For the entries below, report the number of lines containing "exit", without any other content.

--------------------------------

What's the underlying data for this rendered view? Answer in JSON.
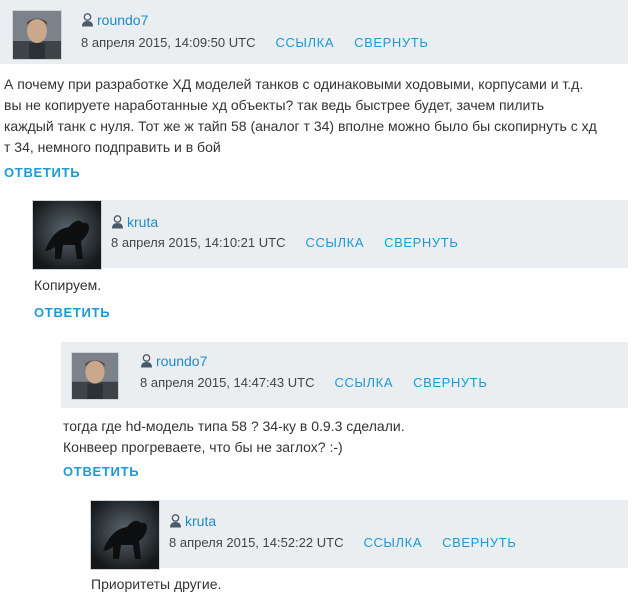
{
  "comments": [
    {
      "username": "roundo7",
      "datetime": "8 апреля 2015, 14:09:50 UTC",
      "link_label": "ССЫЛКА",
      "collapse_label": "СВЕРНУТЬ",
      "text": "А почему при разработке ХД моделей танков с одинаковыми ходовыми, корпусами и т.д.\nвы не копируете наработанные хд объекты? так ведь быстрее будет, зачем пилить\nкаждый танк с нуля. Тот же ж тайп 58 (аналог т 34) вполне можно было бы скопирнуть с хд\nт 34, немного подправить и в бой",
      "reply_label": "ОТВЕТИТЬ"
    },
    {
      "username": "kruta",
      "datetime": "8 апреля 2015, 14:10:21 UTC",
      "link_label": "ССЫЛКА",
      "collapse_label": "СВЕРНУТЬ",
      "text": "Копируем.",
      "reply_label": "ОТВЕТИТЬ"
    },
    {
      "username": "roundo7",
      "datetime": "8 апреля 2015, 14:47:43 UTC",
      "link_label": "ССЫЛКА",
      "collapse_label": "СВЕРНУТЬ",
      "text": "тогда где hd-модель типа 58 ? 34-ку в 0.9.3 сделали.\nКонвеер прогреваете, что бы не заглох? :-)",
      "reply_label": "ОТВЕТИТЬ"
    },
    {
      "username": "kruta",
      "datetime": "8 апреля 2015, 14:52:22 UTC",
      "link_label": "ССЫЛКА",
      "collapse_label": "СВЕРНУТЬ",
      "text": "Приоритеты другие."
    }
  ],
  "colors": {
    "header_bg": "#ebeef1",
    "link": "#1b9ad6",
    "username": "#1e8ac7",
    "text": "#333333"
  }
}
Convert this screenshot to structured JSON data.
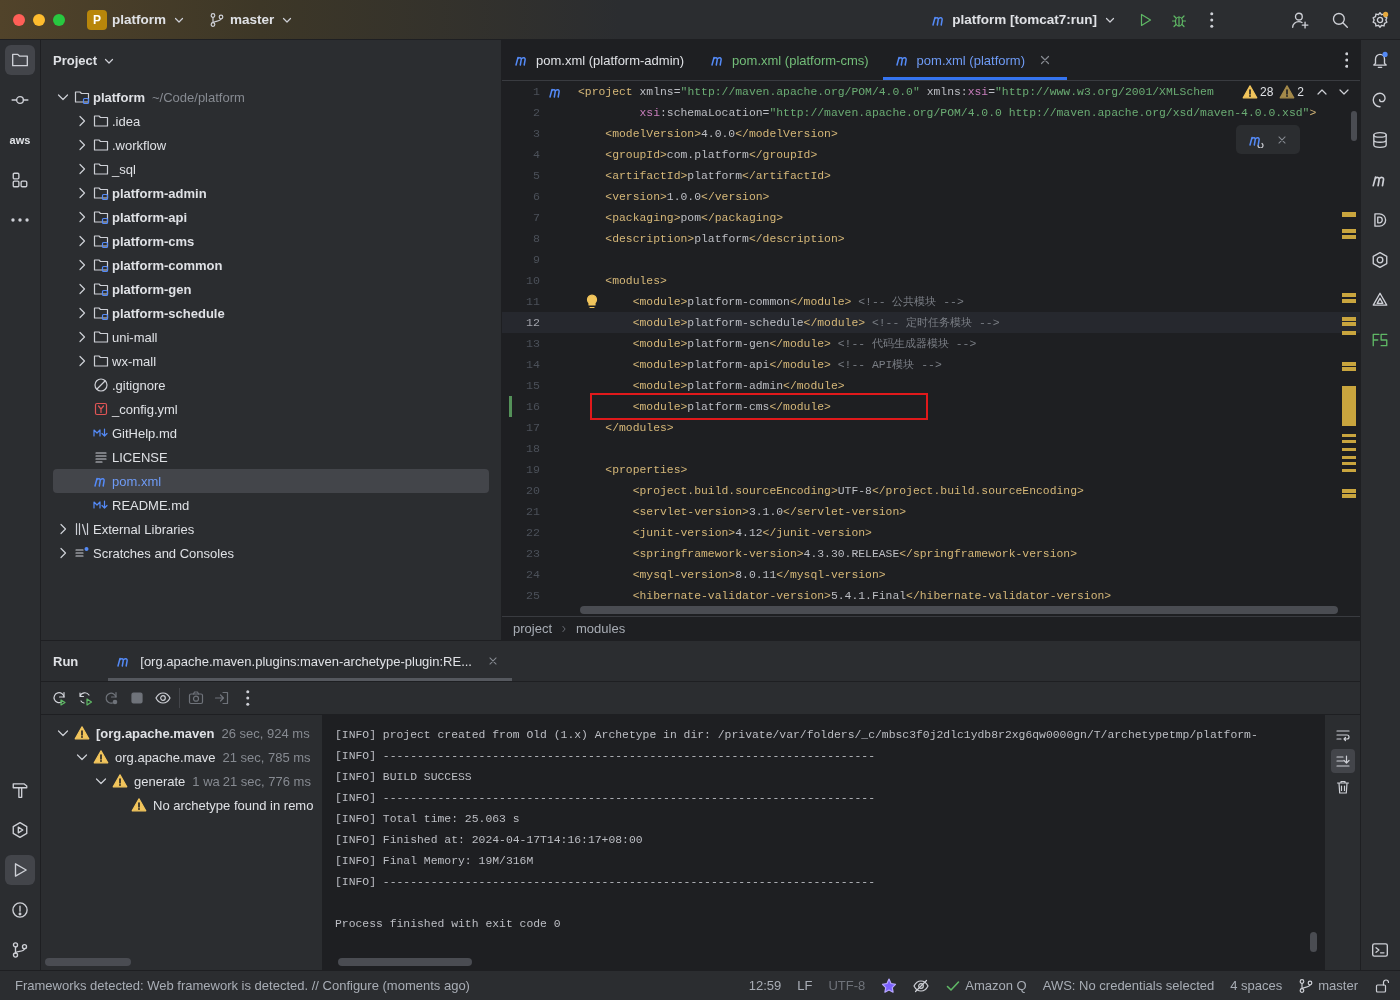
{
  "title_bar": {
    "project_badge": "P",
    "project": "platform",
    "branch": "master",
    "run_configuration": "platform [tomcat7:run]"
  },
  "left_toolbar": {
    "top": [
      {
        "kind": "project",
        "selected": true
      },
      {
        "kind": "commit",
        "selected": false
      },
      {
        "kind": "aws",
        "label": "aws",
        "selected": false
      },
      {
        "kind": "structure",
        "selected": false
      },
      {
        "kind": "more",
        "selected": false
      }
    ],
    "bottom": [
      {
        "kind": "build",
        "selected": false
      },
      {
        "kind": "services",
        "selected": false
      },
      {
        "kind": "run",
        "selected": true
      },
      {
        "kind": "problems",
        "selected": false
      },
      {
        "kind": "git",
        "selected": false
      }
    ]
  },
  "project_panel": {
    "title": "Project",
    "tree": [
      {
        "label": "platform",
        "detail": "~/Code/platform",
        "kind": "module",
        "expanded": true,
        "selected": false,
        "modified": false,
        "children": [
          {
            "label": ".idea",
            "kind": "folder",
            "expanded": false,
            "selected": false,
            "modified": false
          },
          {
            "label": ".workflow",
            "kind": "folder",
            "expanded": false,
            "selected": false,
            "modified": false
          },
          {
            "label": "_sql",
            "kind": "folder",
            "expanded": false,
            "selected": false,
            "modified": false
          },
          {
            "label": "platform-admin",
            "kind": "module",
            "expanded": false,
            "selected": false,
            "modified": false
          },
          {
            "label": "platform-api",
            "kind": "module",
            "expanded": false,
            "selected": false,
            "modified": false
          },
          {
            "label": "platform-cms",
            "kind": "module",
            "expanded": false,
            "selected": false,
            "modified": false
          },
          {
            "label": "platform-common",
            "kind": "module",
            "expanded": false,
            "selected": false,
            "modified": false
          },
          {
            "label": "platform-gen",
            "kind": "module",
            "expanded": false,
            "selected": false,
            "modified": false
          },
          {
            "label": "platform-schedule",
            "kind": "module",
            "expanded": false,
            "selected": false,
            "modified": false
          },
          {
            "label": "uni-mall",
            "kind": "folder",
            "expanded": false,
            "selected": false,
            "modified": false
          },
          {
            "label": "wx-mall",
            "kind": "folder",
            "expanded": false,
            "selected": false,
            "modified": false
          },
          {
            "label": ".gitignore",
            "kind": "ignore",
            "selected": false,
            "modified": false
          },
          {
            "label": "_config.yml",
            "kind": "yaml",
            "selected": false,
            "modified": false
          },
          {
            "label": "GitHelp.md",
            "kind": "markdown",
            "selected": false,
            "modified": false
          },
          {
            "label": "LICENSE",
            "kind": "text",
            "selected": false,
            "modified": false
          },
          {
            "label": "pom.xml",
            "kind": "maven",
            "selected": true,
            "modified": true
          },
          {
            "label": "README.md",
            "kind": "markdown",
            "selected": false,
            "modified": false
          }
        ]
      },
      {
        "label": "External Libraries",
        "kind": "libraries",
        "expanded": false,
        "selected": false,
        "modified": false
      },
      {
        "label": "Scratches and Consoles",
        "kind": "scratches",
        "expanded": false,
        "selected": false,
        "modified": false
      }
    ]
  },
  "editor": {
    "tabs": [
      {
        "label": "pom.xml (platform-admin)",
        "color": "#dfe1e5",
        "selected": false
      },
      {
        "label": "pom.xml (platform-cms)",
        "color": "#73bd79",
        "selected": false
      },
      {
        "label": "pom.xml (platform)",
        "color": "#6f9bf5",
        "selected": true
      }
    ],
    "inspections": {
      "warnings": "28",
      "weak_warnings": "2"
    },
    "lines": [
      {
        "n": "1",
        "current": false,
        "changed": false,
        "boxed": false,
        "kind": "maven",
        "tokens": [
          {
            "kind": "tag",
            "text": "<project"
          },
          {
            "kind": "attr",
            "text": " xmlns="
          },
          {
            "kind": "string",
            "text": "\"http://maven.apache.org/POM/4.0.0\""
          },
          {
            "kind": "attr",
            "text": " xmlns:"
          },
          {
            "kind": "ns",
            "text": "xsi"
          },
          {
            "kind": "attr",
            "text": "="
          },
          {
            "kind": "string",
            "text": "\"http://www.w3.org/2001/XMLSchem"
          }
        ]
      },
      {
        "n": "2",
        "kind": "plain",
        "current": false,
        "changed": false,
        "boxed": false,
        "tokens": [
          {
            "kind": "ns",
            "text": "         xsi"
          },
          {
            "kind": "attr",
            "text": ":schemaLocation="
          },
          {
            "kind": "string",
            "text": "\"http://maven.apache.org/POM/4.0.0 http://maven.apache.org/xsd/maven-4.0.0.xsd\""
          },
          {
            "kind": "tag",
            "text": ">"
          }
        ]
      },
      {
        "n": "3",
        "kind": "plain",
        "current": false,
        "changed": false,
        "boxed": false,
        "tokens": [
          {
            "kind": "tag",
            "text": "    <modelVersion>"
          },
          {
            "kind": "text",
            "text": "4.0.0"
          },
          {
            "kind": "tag",
            "text": "</modelVersion>"
          }
        ]
      },
      {
        "n": "4",
        "kind": "plain",
        "current": false,
        "changed": false,
        "boxed": false,
        "tokens": [
          {
            "kind": "tag",
            "text": "    <groupId>"
          },
          {
            "kind": "text",
            "text": "com.platform"
          },
          {
            "kind": "tag",
            "text": "</groupId>"
          }
        ]
      },
      {
        "n": "5",
        "kind": "plain",
        "current": false,
        "changed": false,
        "boxed": false,
        "tokens": [
          {
            "kind": "tag",
            "text": "    <artifactId>"
          },
          {
            "kind": "text",
            "text": "platform"
          },
          {
            "kind": "tag",
            "text": "</artifactId>"
          }
        ]
      },
      {
        "n": "6",
        "kind": "plain",
        "current": false,
        "changed": false,
        "boxed": false,
        "tokens": [
          {
            "kind": "tag",
            "text": "    <version>"
          },
          {
            "kind": "text",
            "text": "1.0.0"
          },
          {
            "kind": "tag",
            "text": "</version>"
          }
        ]
      },
      {
        "n": "7",
        "kind": "plain",
        "current": false,
        "changed": false,
        "boxed": false,
        "tokens": [
          {
            "kind": "tag",
            "text": "    <packaging>"
          },
          {
            "kind": "text",
            "text": "pom"
          },
          {
            "kind": "tag",
            "text": "</packaging>"
          }
        ]
      },
      {
        "n": "8",
        "kind": "plain",
        "current": false,
        "changed": false,
        "boxed": false,
        "tokens": [
          {
            "kind": "tag",
            "text": "    <description>"
          },
          {
            "kind": "text",
            "text": "platform"
          },
          {
            "kind": "tag",
            "text": "</description>"
          }
        ]
      },
      {
        "n": "9",
        "kind": "plain",
        "current": false,
        "changed": false,
        "boxed": false
      },
      {
        "n": "10",
        "kind": "plain",
        "current": false,
        "changed": false,
        "boxed": false,
        "tokens": [
          {
            "kind": "tag",
            "text": "    <modules>"
          }
        ]
      },
      {
        "n": "11",
        "current": false,
        "changed": false,
        "boxed": false,
        "kind": "bulb",
        "tokens": [
          {
            "kind": "tag",
            "text": "        <module>"
          },
          {
            "kind": "text",
            "text": "platform-common"
          },
          {
            "kind": "tag",
            "text": "</module>"
          },
          {
            "kind": "comment",
            "text": " <!-- 公共模块 -->"
          }
        ]
      },
      {
        "n": "12",
        "kind": "plain",
        "current": true,
        "changed": false,
        "boxed": false,
        "tokens": [
          {
            "kind": "tag",
            "text": "        <module>"
          },
          {
            "kind": "text",
            "text": "platform-schedule"
          },
          {
            "kind": "tag",
            "text": "</module>"
          },
          {
            "kind": "comment",
            "text": " <!-- 定时任务模块 -->"
          }
        ]
      },
      {
        "n": "13",
        "kind": "plain",
        "current": false,
        "changed": false,
        "boxed": false,
        "tokens": [
          {
            "kind": "tag",
            "text": "        <module>"
          },
          {
            "kind": "text",
            "text": "platform-gen"
          },
          {
            "kind": "tag",
            "text": "</module>"
          },
          {
            "kind": "comment",
            "text": " <!-- 代码生成器模块 -->"
          }
        ]
      },
      {
        "n": "14",
        "kind": "plain",
        "current": false,
        "changed": false,
        "boxed": false,
        "tokens": [
          {
            "kind": "tag",
            "text": "        <module>"
          },
          {
            "kind": "text",
            "text": "platform-api"
          },
          {
            "kind": "tag",
            "text": "</module>"
          },
          {
            "kind": "comment",
            "text": " <!-- API模块 -->"
          }
        ]
      },
      {
        "n": "15",
        "kind": "plain",
        "current": false,
        "changed": false,
        "boxed": false,
        "tokens": [
          {
            "kind": "tag",
            "text": "        <module>"
          },
          {
            "kind": "text",
            "text": "platform-admin"
          },
          {
            "kind": "tag",
            "text": "</module>"
          }
        ]
      },
      {
        "n": "16",
        "kind": "plain",
        "current": false,
        "changed": true,
        "boxed": true,
        "tokens": [
          {
            "kind": "tag",
            "text": "        <module>"
          },
          {
            "kind": "text",
            "text": "platform-cms"
          },
          {
            "kind": "tag",
            "text": "</module>"
          }
        ]
      },
      {
        "n": "17",
        "kind": "plain",
        "current": false,
        "changed": false,
        "boxed": false,
        "tokens": [
          {
            "kind": "tag",
            "text": "    </modules>"
          }
        ]
      },
      {
        "n": "18",
        "kind": "plain",
        "current": false,
        "changed": false,
        "boxed": false
      },
      {
        "n": "19",
        "kind": "plain",
        "current": false,
        "changed": false,
        "boxed": false,
        "tokens": [
          {
            "kind": "tag",
            "text": "    <properties>"
          }
        ]
      },
      {
        "n": "20",
        "kind": "plain",
        "current": false,
        "changed": false,
        "boxed": false,
        "tokens": [
          {
            "kind": "tag",
            "text": "        <project.build.sourceEncoding>"
          },
          {
            "kind": "text",
            "text": "UTF-8"
          },
          {
            "kind": "tag",
            "text": "</project.build.sourceEncoding>"
          }
        ]
      },
      {
        "n": "21",
        "kind": "plain",
        "current": false,
        "changed": false,
        "boxed": false,
        "tokens": [
          {
            "kind": "tag",
            "text": "        <servlet-version>"
          },
          {
            "kind": "text",
            "text": "3.1.0"
          },
          {
            "kind": "tag",
            "text": "</servlet-version>"
          }
        ]
      },
      {
        "n": "22",
        "kind": "plain",
        "current": false,
        "changed": false,
        "boxed": false,
        "tokens": [
          {
            "kind": "tag",
            "text": "        <junit-version>"
          },
          {
            "kind": "text",
            "text": "4.12"
          },
          {
            "kind": "tag",
            "text": "</junit-version>"
          }
        ]
      },
      {
        "n": "23",
        "kind": "plain",
        "current": false,
        "changed": false,
        "boxed": false,
        "tokens": [
          {
            "kind": "tag",
            "text": "        <springframework-version>"
          },
          {
            "kind": "text",
            "text": "4.3.30.RELEASE"
          },
          {
            "kind": "tag",
            "text": "</springframework-version>"
          }
        ]
      },
      {
        "n": "24",
        "kind": "plain",
        "current": false,
        "changed": false,
        "boxed": false,
        "tokens": [
          {
            "kind": "tag",
            "text": "        <mysql-version>"
          },
          {
            "kind": "text",
            "text": "8.0.11"
          },
          {
            "kind": "tag",
            "text": "</mysql-version>"
          }
        ]
      },
      {
        "n": "25",
        "kind": "plain",
        "current": false,
        "changed": false,
        "boxed": false,
        "tokens": [
          {
            "kind": "tag",
            "text": "        <hibernate-validator-version>"
          },
          {
            "kind": "text",
            "text": "5.4.1.Final"
          },
          {
            "kind": "tag",
            "text": "</hibernate-validator-version>"
          }
        ]
      }
    ],
    "breadcrumbs": [
      "project",
      "modules"
    ]
  },
  "right_toolbar": {
    "top": [
      {
        "kind": "notifications"
      },
      {
        "kind": "ai"
      },
      {
        "kind": "database"
      },
      {
        "kind": "maven"
      },
      {
        "kind": "d"
      },
      {
        "kind": "hexagon"
      },
      {
        "kind": "triangle"
      },
      {
        "kind": "plugin"
      }
    ],
    "bottom": [
      {
        "kind": "terminal"
      }
    ]
  },
  "run_panel": {
    "title": "Run",
    "tabs": [
      {
        "label": "[org.apache.maven.plugins:maven-archetype-plugin:RE...",
        "selected": true
      }
    ],
    "toolbar": [
      {
        "kind": "rerun",
        "disabled": false
      },
      {
        "kind": "rerun-failed",
        "disabled": false
      },
      {
        "kind": "rerun-auto",
        "disabled": true
      },
      {
        "kind": "stop",
        "disabled": true
      },
      {
        "kind": "watch",
        "disabled": false
      },
      {
        "kind": "screenshot",
        "disabled": true
      },
      {
        "kind": "export",
        "disabled": true
      },
      {
        "kind": "more",
        "disabled": false
      }
    ],
    "tree": [
      {
        "label": "[org.apache.maven",
        "time": "26 sec, 924 ms",
        "expanded": true,
        "children": [
          {
            "label": "org.apache.mave",
            "time": "21 sec, 785 ms",
            "expanded": true,
            "children": [
              {
                "label": "generate",
                "note": "1 wa",
                "time": "21 sec, 776 ms",
                "expanded": true,
                "children": [
                  {
                    "label": "No archetype found in remo"
                  }
                ]
              }
            ]
          }
        ]
      }
    ],
    "console": [
      {
        "kind": "output",
        "text": "[INFO] project created from Old (1.x) Archetype in dir: /private/var/folders/_c/mbsc3f0j2dlc1ydb8r2xg6qw0000gn/T/archetypetmp/platform-"
      },
      {
        "kind": "output",
        "text": "[INFO] ------------------------------------------------------------------------"
      },
      {
        "kind": "output",
        "text": "[INFO] BUILD SUCCESS"
      },
      {
        "kind": "output",
        "text": "[INFO] ------------------------------------------------------------------------"
      },
      {
        "kind": "output",
        "text": "[INFO] Total time: 25.063 s"
      },
      {
        "kind": "output",
        "text": "[INFO] Finished at: 2024-04-17T14:16:17+08:00"
      },
      {
        "kind": "output",
        "text": "[INFO] Final Memory: 19M/316M"
      },
      {
        "kind": "output",
        "text": "[INFO] ------------------------------------------------------------------------"
      },
      {
        "kind": "exit",
        "text": "Process finished with exit code 0"
      }
    ]
  },
  "status_bar": {
    "message": "Frameworks detected: Web framework is detected. // Configure (moments ago)",
    "position": "12:59",
    "line_separator": "LF",
    "encoding": "UTF-8",
    "amazon_q": "Amazon Q",
    "aws": "AWS: No credentials selected",
    "indent": "4 spaces",
    "branch": "master"
  }
}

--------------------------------

→ **ANSWER TO THE PROBLEM**: 2